"A nine-month investigation suggests that the late Palestinian leader may have been poisoned with polonium."
"Eight years after his death, it remains a mystery exactly what killed the longtime Palestinian leader."
"Tests conducted in Paris found no obvious traces of poison in Arafat's system. Rumors abound about what might have killed him -- cancer, cirrhosis of the liver, even allegations that he was infected with HIV."
"A nine-month investigation by Al Jazeera has revealed that none of those rumors were true: Arafat was in good health until he suddenly fell ill on October 12, 2004."

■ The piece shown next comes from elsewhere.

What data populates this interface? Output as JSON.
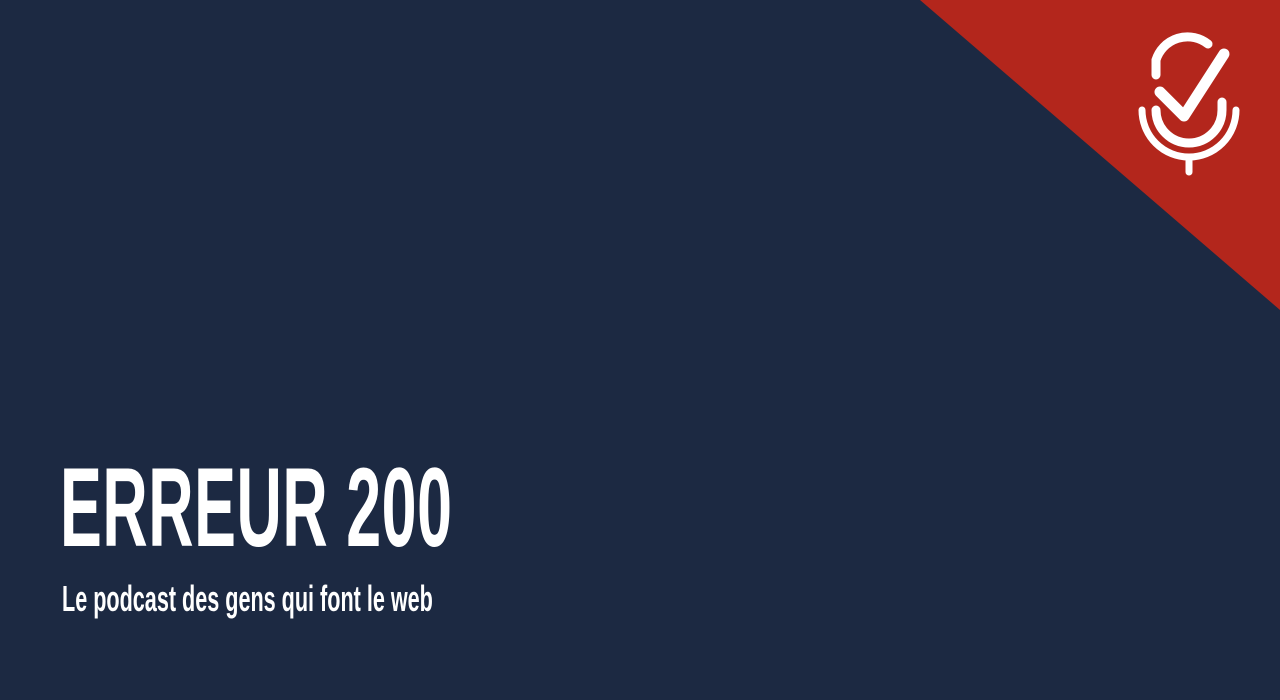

Arafat's personal belongings showed traces of deadly polonium. Science Daily calls it "around 109 times" more toxic than hydrogen cyanide. Its main hazard is radioactivity. It's "most lethal when ingested" or inhaled.
Switzerland's Radiophysique (SR) analyzed Arafat's belongings. Blood, sweat, saliva and urine samples were obtained. Tests showed abnormal polonium levels in his body when he died.
SR director Dr. Francois Bochud said:
"I can confirm to you that we measured an unexplained, elevated amount of unsupported polonium-210 in the belongings of Mr. Arafat that contained stains of biological fluids."
SR scientists said further tests "concluded that....between 60 to 80 percent (of the polonium) was 'unsupported.' " It didn't come from natural sources.
Arafat's widow, Suha, asked Palestinian Authority (PA) officials to exhume his body. If bone, tissue, and/or other bodily evidence substantiates SR's diagnosis, poisoning will be confirmed.
On November 27, Al Jazeera headlined "Yasser Arafat's body exhumed in Ramallah," saying:
International experts conducted 10 hours of tests. They'll be shipped overseas for analysis. Jordanian doctor Abdullah Bashir was involved.
About 20 samples were obtained, he said. "We have asked (international teams) to test for all poisons, not only for polonium."